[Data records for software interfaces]
'''
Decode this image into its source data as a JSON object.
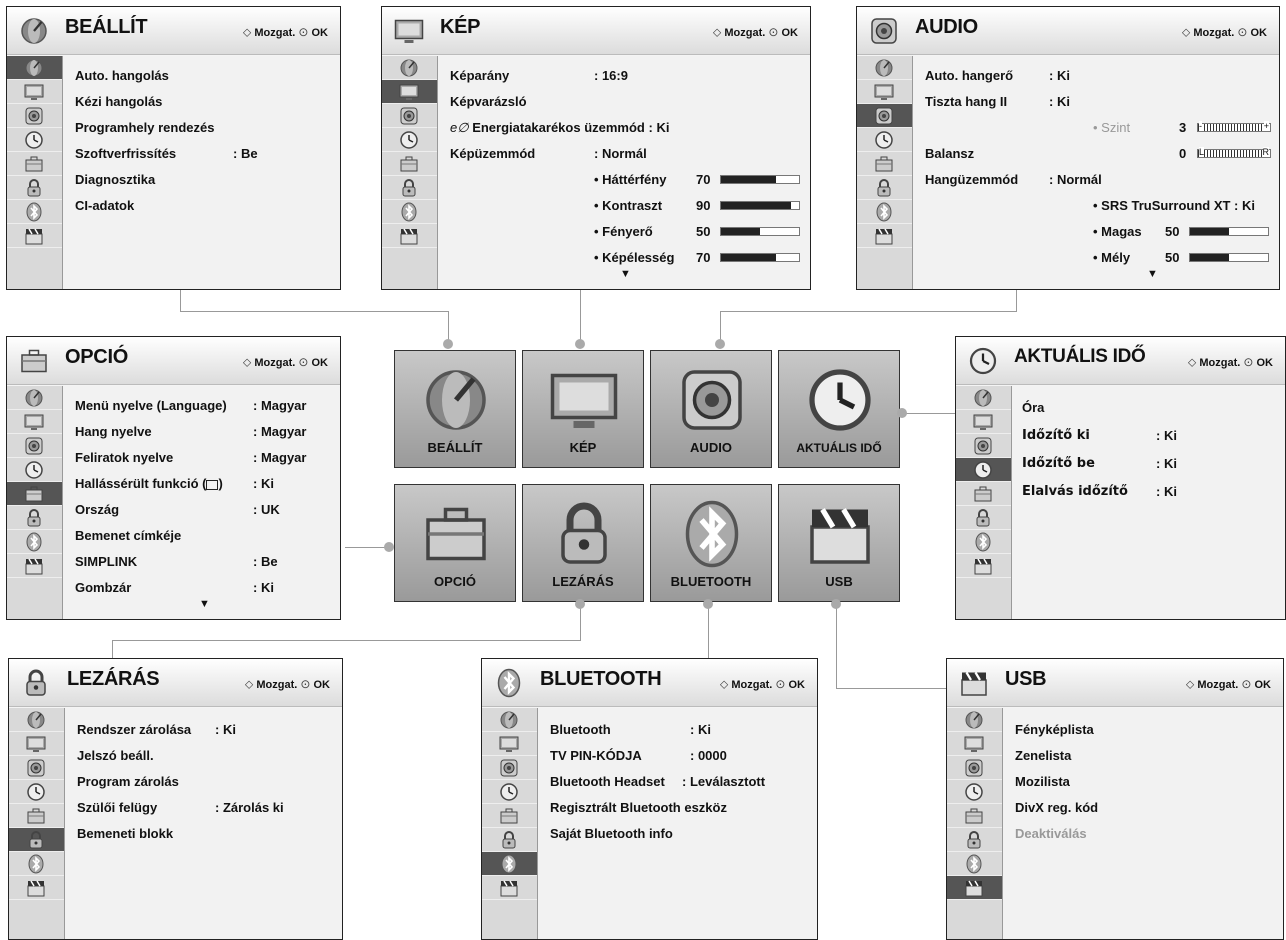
{
  "nav_hint": {
    "arrows": "⬦",
    "move": "Mozgat.",
    "ok_symbol": "⊙",
    "ok": "OK"
  },
  "beallit": {
    "title": "BEÁLLÍT",
    "items": [
      "Auto. hangolás",
      "Kézi hangolás",
      "Programhely rendezés",
      "Szoftverfrissítés",
      "Diagnosztika",
      "CI-adatok"
    ],
    "values": {
      "szoftver": ": Be"
    }
  },
  "kep": {
    "title": "KÉP",
    "r1l": "Képarány",
    "r1v": ": 16:9",
    "r2l": "Képvarázsló",
    "r3l": "Energiatakarékos üzemmód",
    "r3v": ": Ki",
    "r4l": "Képüzemmód",
    "r4v": ": Normál",
    "subs": [
      {
        "l": "• Háttérfény",
        "v": "70"
      },
      {
        "l": "• Kontraszt",
        "v": "90"
      },
      {
        "l": "• Fényerő",
        "v": "50"
      },
      {
        "l": "• Képélesség",
        "v": "70"
      }
    ],
    "more": "▼"
  },
  "audio": {
    "title": "AUDIO",
    "r1l": "Auto. hangerő",
    "r1v": ": Ki",
    "r2l": "Tiszta hang II",
    "r2v": ": Ki",
    "szint_l": "• Szint",
    "szint_v": "3",
    "bal_l": "Balansz",
    "bal_v": "0",
    "hu_l": "Hangüzemmód",
    "hu_v": ": Normál",
    "srs": "• SRS TruSurround XT  : Ki",
    "mag_l": "• Magas",
    "mag_v": "50",
    "mely_l": "• Mély",
    "mely_v": "50",
    "bar_minus": "-",
    "bar_plus": "+",
    "bar_l": "L",
    "bar_r": "R",
    "more": "▼"
  },
  "opcio": {
    "title": "OPCIÓ",
    "rows": [
      {
        "l": "Menü nyelve (Language)",
        "v": ": Magyar"
      },
      {
        "l": "Hang nyelve",
        "v": ": Magyar"
      },
      {
        "l": "Feliratok nyelve",
        "v": ": Magyar"
      },
      {
        "l": "Hallássérült funkció (",
        ":": "",
        "v": ": Ki"
      },
      {
        "l": "Ország",
        "v": ": UK"
      },
      {
        "l": "Bemenet címkéje",
        "v": ""
      },
      {
        "l": "SIMPLINK",
        "v": ": Be"
      },
      {
        "l": "Gombzár",
        "v": ": Ki"
      }
    ],
    "hall_close": ")",
    "more": "▼"
  },
  "ido": {
    "title": "AKTUÁLIS IDŐ",
    "rows": [
      {
        "l": "Óra",
        "v": ""
      },
      {
        "l": "Időzítő ki",
        "v": ": Ki"
      },
      {
        "l": "Időzítő be",
        "v": ": Ki"
      },
      {
        "l": "Elalvás időzítő",
        "v": ": Ki"
      }
    ]
  },
  "lezaras": {
    "title": "LEZÁRÁS",
    "rows": [
      {
        "l": "Rendszer zárolása",
        "v": ": Ki"
      },
      {
        "l": "Jelszó beáll.",
        "v": ""
      },
      {
        "l": "Program zárolás",
        "v": ""
      },
      {
        "l": "Szülői felügy",
        "v": ": Zárolás ki"
      },
      {
        "l": "Bemeneti blokk",
        "v": ""
      }
    ]
  },
  "bluetooth": {
    "title": "BLUETOOTH",
    "rows": [
      {
        "l": "Bluetooth",
        "v": ": Ki"
      },
      {
        "l": "TV PIN-KÓDJA",
        "v": ": 0000"
      },
      {
        "l": "Bluetooth Headset",
        "v": ": Leválasztott"
      },
      {
        "l": "Regisztrált Bluetooth eszköz",
        "v": ""
      },
      {
        "l": "Saját Bluetooth info",
        "v": ""
      }
    ]
  },
  "usb": {
    "title": "USB",
    "rows": [
      "Fényképlista",
      "Zenelista",
      "Mozilista",
      "DivX reg. kód"
    ],
    "disabled": "Deaktiválás"
  },
  "tiles": {
    "beallit": "BEÁLLÍT",
    "kep": "KÉP",
    "audio": "AUDIO",
    "ido": "AKTUÁLIS IDŐ",
    "opcio": "OPCIÓ",
    "lezaras": "LEZÁRÁS",
    "bluetooth": "BLUETOOTH",
    "usb": "USB"
  },
  "levels": {
    "hatterfeny": 0.7,
    "kontraszt": 0.9,
    "fenyero": 0.5,
    "kepelesseg": 0.7,
    "szint": 0.53,
    "balansz": 0.5,
    "magas": 0.5,
    "mely": 0.5
  }
}
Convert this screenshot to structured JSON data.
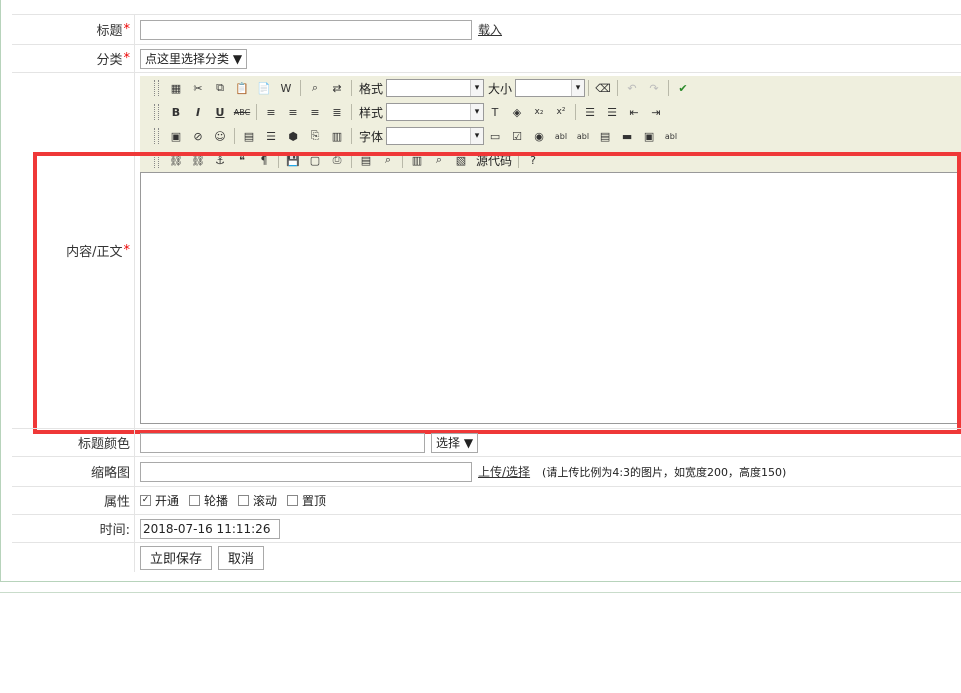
{
  "form": {
    "title": {
      "label": "标题",
      "required": "*",
      "value": "",
      "action": "载入"
    },
    "category": {
      "label": "分类",
      "required": "*",
      "selected": "点这里选择分类 ▼"
    },
    "content": {
      "label": "内容/正文",
      "required": "*"
    },
    "title_color": {
      "label": "标题颜色",
      "value": "",
      "button": "选择 ▼"
    },
    "thumbnail": {
      "label": "缩略图",
      "value": "",
      "action": "上传/选择",
      "hint": "(请上传比例为4:3的图片，如宽度200，高度150)"
    },
    "attributes": {
      "label": "属性",
      "options": [
        {
          "label": "开通",
          "checked": true
        },
        {
          "label": "轮播",
          "checked": false
        },
        {
          "label": "滚动",
          "checked": false
        },
        {
          "label": "置顶",
          "checked": false
        }
      ]
    },
    "time": {
      "label": "时间:",
      "value": "2018-07-16 11:11:26"
    },
    "save_label": "立即保存",
    "cancel_label": "取消"
  },
  "editor": {
    "format_label": "格式",
    "size_label": "大小",
    "style_label": "样式",
    "font_label": "字体",
    "source_label": "源代码"
  }
}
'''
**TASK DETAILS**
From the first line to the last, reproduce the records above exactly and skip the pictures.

**FINAL ANSWER**
Decode this image into its source data as a JSON object.
{
  "nav_hint": {
    "arrows": "⬦",
    "move": "Mozgat.",
    "ok_symbol": "⊙",
    "ok": "OK"
  },
  "beallit": {
    "title": "BEÁLLÍT",
    "items": [
      "Auto. hangolás",
      "Kézi hangolás",
      "Programhely rendezés",
      "Szoftverfrissítés",
      "Diagnosztika",
      "CI-adatok"
    ],
    "values": {
      "szoftver": ": Be"
    }
  },
  "kep": {
    "title": "KÉP",
    "r1l": "Képarány",
    "r1v": ": 16:9",
    "r2l": "Képvarázsló",
    "r3l": "Energiatakarékos üzemmód",
    "r3v": ": Ki",
    "r4l": "Képüzemmód",
    "r4v": ": Normál",
    "subs": [
      {
        "l": "• Háttérfény",
        "v": "70"
      },
      {
        "l": "• Kontraszt",
        "v": "90"
      },
      {
        "l": "• Fényerő",
        "v": "50"
      },
      {
        "l": "• Képélesség",
        "v": "70"
      }
    ],
    "more": "▼"
  },
  "audio": {
    "title": "AUDIO",
    "r1l": "Auto. hangerő",
    "r1v": ": Ki",
    "r2l": "Tiszta hang II",
    "r2v": ": Ki",
    "szint_l": "• Szint",
    "szint_v": "3",
    "bal_l": "Balansz",
    "bal_v": "0",
    "hu_l": "Hangüzemmód",
    "hu_v": ": Normál",
    "srs": "• SRS TruSurround XT  : Ki",
    "mag_l": "• Magas",
    "mag_v": "50",
    "mely_l": "• Mély",
    "mely_v": "50",
    "bar_minus": "-",
    "bar_plus": "+",
    "bar_l": "L",
    "bar_r": "R",
    "more": "▼"
  },
  "opcio": {
    "title": "OPCIÓ",
    "rows": [
      {
        "l": "Menü nyelve (Language)",
        "v": ": Magyar"
      },
      {
        "l": "Hang nyelve",
        "v": ": Magyar"
      },
      {
        "l": "Feliratok nyelve",
        "v": ": Magyar"
      },
      {
        "l": "Hallássérült funkció (",
        ":": "",
        "v": ": Ki"
      },
      {
        "l": "Ország",
        "v": ": UK"
      },
      {
        "l": "Bemenet címkéje",
        "v": ""
      },
      {
        "l": "SIMPLINK",
        "v": ": Be"
      },
      {
        "l": "Gombzár",
        "v": ": Ki"
      }
    ],
    "hall_close": ")",
    "more": "▼"
  },
  "ido": {
    "title": "AKTUÁLIS IDŐ",
    "rows": [
      {
        "l": "Óra",
        "v": ""
      },
      {
        "l": "Időzítő ki",
        "v": ": Ki"
      },
      {
        "l": "Időzítő be",
        "v": ": Ki"
      },
      {
        "l": "Elalvás időzítő",
        "v": ": Ki"
      }
    ]
  },
  "lezaras": {
    "title": "LEZÁRÁS",
    "rows": [
      {
        "l": "Rendszer zárolása",
        "v": ": Ki"
      },
      {
        "l": "Jelszó beáll.",
        "v": ""
      },
      {
        "l": "Program zárolás",
        "v": ""
      },
      {
        "l": "Szülői felügy",
        "v": ": Zárolás ki"
      },
      {
        "l": "Bemeneti blokk",
        "v": ""
      }
    ]
  },
  "bluetooth": {
    "title": "BLUETOOTH",
    "rows": [
      {
        "l": "Bluetooth",
        "v": ": Ki"
      },
      {
        "l": "TV PIN-KÓDJA",
        "v": ": 0000"
      },
      {
        "l": "Bluetooth Headset",
        "v": ": Leválasztott"
      },
      {
        "l": "Regisztrált Bluetooth eszköz",
        "v": ""
      },
      {
        "l": "Saját Bluetooth info",
        "v": ""
      }
    ]
  },
  "usb": {
    "title": "USB",
    "rows": [
      "Fényképlista",
      "Zenelista",
      "Mozilista",
      "DivX reg. kód"
    ],
    "disabled": "Deaktiválás"
  },
  "tiles": {
    "beallit": "BEÁLLÍT",
    "kep": "KÉP",
    "audio": "AUDIO",
    "ido": "AKTUÁLIS IDŐ",
    "opcio": "OPCIÓ",
    "lezaras": "LEZÁRÁS",
    "bluetooth": "BLUETOOTH",
    "usb": "USB"
  },
  "levels": {
    "hatterfeny": 0.7,
    "kontraszt": 0.9,
    "fenyero": 0.5,
    "kepelesseg": 0.7,
    "szint": 0.53,
    "balansz": 0.5,
    "magas": 0.5,
    "mely": 0.5
  }
}
Convert this screenshot to structured JSON data.
{
  "form": {
    "title": {
      "label": "标题",
      "required": "*",
      "value": "",
      "action": "载入"
    },
    "category": {
      "label": "分类",
      "required": "*",
      "selected": "点这里选择分类 ▼"
    },
    "content": {
      "label": "内容/正文",
      "required": "*"
    },
    "title_color": {
      "label": "标题颜色",
      "value": "",
      "button": "选择 ▼"
    },
    "thumbnail": {
      "label": "缩略图",
      "value": "",
      "action": "上传/选择",
      "hint": "(请上传比例为4:3的图片，如宽度200，高度150)"
    },
    "attributes": {
      "label": "属性",
      "options": [
        {
          "label": "开通",
          "checked": true
        },
        {
          "label": "轮播",
          "checked": false
        },
        {
          "label": "滚动",
          "checked": false
        },
        {
          "label": "置顶",
          "checked": false
        }
      ]
    },
    "time": {
      "label": "时间:",
      "value": "2018-07-16 11:11:26"
    },
    "save_label": "立即保存",
    "cancel_label": "取消"
  },
  "editor": {
    "format_label": "格式",
    "size_label": "大小",
    "style_label": "样式",
    "font_label": "字体",
    "source_label": "源代码"
  }
}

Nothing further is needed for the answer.